9. Incorporate Serious Fun: Educational games have what game designers call “Serious Fun,” in that they offer feedback to the player on their game play through “fun” game mechanics. According to Lazzaro, “Serious Fun” is purposeful play that changes how players think, feel, behave, or make a difference in the real world. The excitement of this kind of game tries to enliven otherwise seemingly boring tasks, like learning facts or information. “Some great mechanics to engage Serious Fun are repetition, rhythm, collections and completion, and simulations whereby mastering the game you also master the content,” said Lazzaro.
10. Force the player to expand their identity: According to Novak, who designs games for different courses, nothing is more effective than a fully-immersive game that forces the player to redefine their identity. “I created a game based on the Tibetan Book of the Dead because at my college, nursing majors have to take a religion credit, and many chose ancient religions and eastern religion. Because the population we serve at our college comes from a mainly westernized cultural background, it was important to convey a viewpoint that is not just Judeo-Christian. Since the best way for students to learn is by immersive play and redefining identity, we made each player look like an almost genderless [holy person] and the character’s Buddhist body reincarnates. The game puts the player in a state before reincarnation and in order to get to the next state, the player must know the beliefs behind Buddhism…this game did a lot better than the readings!”
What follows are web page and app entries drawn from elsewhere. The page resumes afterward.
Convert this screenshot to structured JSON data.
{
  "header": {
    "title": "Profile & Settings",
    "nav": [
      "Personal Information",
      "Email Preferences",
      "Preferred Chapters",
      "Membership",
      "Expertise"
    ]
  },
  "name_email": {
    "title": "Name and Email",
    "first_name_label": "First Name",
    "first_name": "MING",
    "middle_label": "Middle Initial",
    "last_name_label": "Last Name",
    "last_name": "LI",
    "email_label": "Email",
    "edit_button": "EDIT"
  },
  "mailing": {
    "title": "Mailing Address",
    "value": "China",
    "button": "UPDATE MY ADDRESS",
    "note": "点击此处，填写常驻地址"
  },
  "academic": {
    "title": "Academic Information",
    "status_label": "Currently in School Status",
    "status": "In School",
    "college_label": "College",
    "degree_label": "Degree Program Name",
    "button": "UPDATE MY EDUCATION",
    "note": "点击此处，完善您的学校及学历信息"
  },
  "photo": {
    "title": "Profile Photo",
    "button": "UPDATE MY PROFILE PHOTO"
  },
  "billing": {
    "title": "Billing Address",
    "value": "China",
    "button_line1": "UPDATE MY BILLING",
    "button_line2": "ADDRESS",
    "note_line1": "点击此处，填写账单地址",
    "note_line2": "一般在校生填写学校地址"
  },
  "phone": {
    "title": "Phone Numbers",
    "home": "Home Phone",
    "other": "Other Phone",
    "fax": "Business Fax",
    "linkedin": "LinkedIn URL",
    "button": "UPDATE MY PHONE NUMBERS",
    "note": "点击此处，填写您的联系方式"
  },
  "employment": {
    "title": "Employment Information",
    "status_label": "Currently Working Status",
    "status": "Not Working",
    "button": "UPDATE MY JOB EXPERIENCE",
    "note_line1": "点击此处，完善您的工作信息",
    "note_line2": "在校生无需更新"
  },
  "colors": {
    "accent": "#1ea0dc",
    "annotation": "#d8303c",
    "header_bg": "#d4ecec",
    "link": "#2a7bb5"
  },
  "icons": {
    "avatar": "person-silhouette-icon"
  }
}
(Next page: 12 educational games and resources suggested by the experts)
Educational games suggested by the experts: Minecraft, Running of the Gnomes, Lure of the Labyrinth, The Radix Endeavor , Quandry, iCivics suite of products, Econauts, Tilt World iOS, Dys4ia, Empathy Machine, Garry the Genderless, and many others.
Articles and groups suggested by the experts: The Metagame Book Club, “The Gamer Identity & The Representations of Gender and Race in Games,” The Learning Games Network, and Educade.